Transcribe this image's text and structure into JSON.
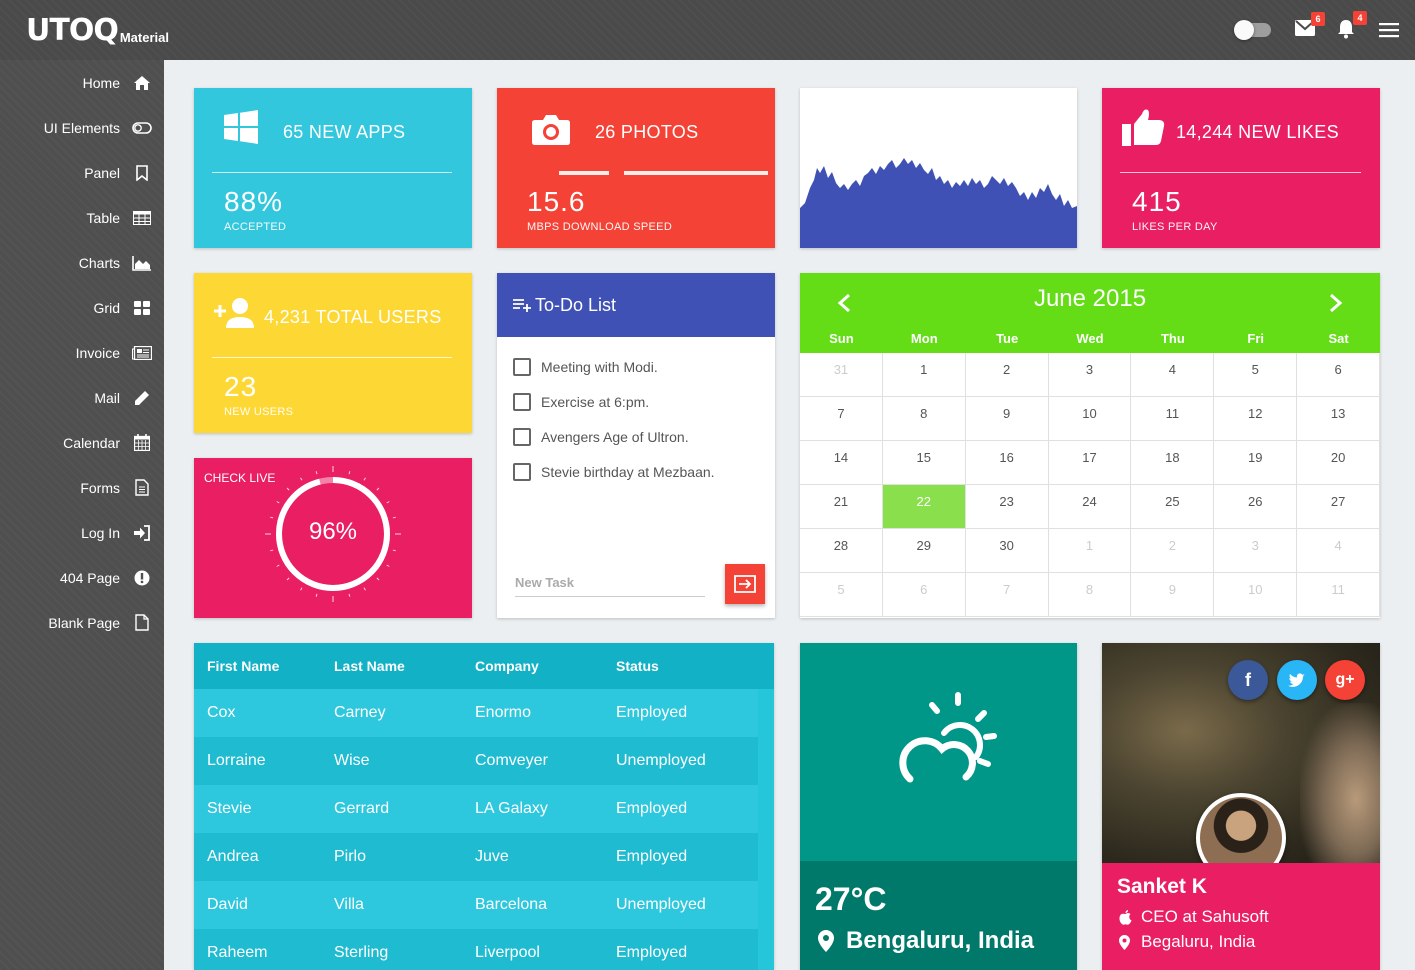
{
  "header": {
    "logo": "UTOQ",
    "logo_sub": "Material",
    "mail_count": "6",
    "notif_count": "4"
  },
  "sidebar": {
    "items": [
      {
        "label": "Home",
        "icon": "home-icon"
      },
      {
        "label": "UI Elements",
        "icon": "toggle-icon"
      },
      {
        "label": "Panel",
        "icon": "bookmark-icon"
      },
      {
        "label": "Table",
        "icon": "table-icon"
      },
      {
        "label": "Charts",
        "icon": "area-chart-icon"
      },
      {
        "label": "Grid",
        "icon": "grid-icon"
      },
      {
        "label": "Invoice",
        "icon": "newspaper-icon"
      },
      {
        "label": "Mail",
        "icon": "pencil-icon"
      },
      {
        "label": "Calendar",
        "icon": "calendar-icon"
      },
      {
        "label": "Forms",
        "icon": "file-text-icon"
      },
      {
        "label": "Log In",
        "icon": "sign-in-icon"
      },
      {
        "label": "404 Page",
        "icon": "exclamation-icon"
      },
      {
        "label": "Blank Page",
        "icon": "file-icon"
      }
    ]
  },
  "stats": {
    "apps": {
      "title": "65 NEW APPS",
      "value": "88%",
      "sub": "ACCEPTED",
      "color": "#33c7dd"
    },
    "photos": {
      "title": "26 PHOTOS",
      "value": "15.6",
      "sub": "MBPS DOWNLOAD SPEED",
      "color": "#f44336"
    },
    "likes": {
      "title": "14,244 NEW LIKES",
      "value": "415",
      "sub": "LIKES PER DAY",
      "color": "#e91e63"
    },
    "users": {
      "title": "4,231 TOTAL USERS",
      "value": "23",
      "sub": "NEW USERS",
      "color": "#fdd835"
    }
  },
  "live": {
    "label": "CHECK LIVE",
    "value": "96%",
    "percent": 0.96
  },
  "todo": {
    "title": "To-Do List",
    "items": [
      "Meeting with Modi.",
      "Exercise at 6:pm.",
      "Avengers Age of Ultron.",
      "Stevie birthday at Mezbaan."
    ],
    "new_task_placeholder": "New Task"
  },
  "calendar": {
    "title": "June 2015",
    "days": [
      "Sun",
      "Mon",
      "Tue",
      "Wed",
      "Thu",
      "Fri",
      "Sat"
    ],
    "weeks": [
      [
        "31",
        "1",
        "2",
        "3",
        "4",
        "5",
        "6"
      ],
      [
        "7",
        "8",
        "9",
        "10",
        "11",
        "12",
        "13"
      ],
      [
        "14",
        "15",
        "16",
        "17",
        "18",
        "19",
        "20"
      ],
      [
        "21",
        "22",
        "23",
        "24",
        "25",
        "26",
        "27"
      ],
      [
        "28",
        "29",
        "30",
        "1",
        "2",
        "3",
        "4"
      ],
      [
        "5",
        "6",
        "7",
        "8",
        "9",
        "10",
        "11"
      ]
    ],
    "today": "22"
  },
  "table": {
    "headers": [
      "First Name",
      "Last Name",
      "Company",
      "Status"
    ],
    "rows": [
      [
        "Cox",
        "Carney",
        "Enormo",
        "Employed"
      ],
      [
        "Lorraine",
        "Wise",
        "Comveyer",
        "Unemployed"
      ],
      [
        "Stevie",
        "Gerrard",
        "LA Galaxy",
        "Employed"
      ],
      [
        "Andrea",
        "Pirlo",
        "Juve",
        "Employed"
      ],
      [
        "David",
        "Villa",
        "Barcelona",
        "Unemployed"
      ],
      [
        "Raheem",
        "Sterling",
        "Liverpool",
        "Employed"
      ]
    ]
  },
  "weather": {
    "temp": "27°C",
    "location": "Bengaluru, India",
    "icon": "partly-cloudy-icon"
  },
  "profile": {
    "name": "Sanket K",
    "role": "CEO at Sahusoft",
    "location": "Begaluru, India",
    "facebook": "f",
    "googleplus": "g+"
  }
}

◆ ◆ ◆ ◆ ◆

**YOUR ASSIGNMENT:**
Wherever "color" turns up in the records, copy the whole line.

**YOUR SOLUTION:**
      "color": "#33c7dd"
      "color": "#f44336"
      "color": "#e91e63"
      "color": "#fdd835"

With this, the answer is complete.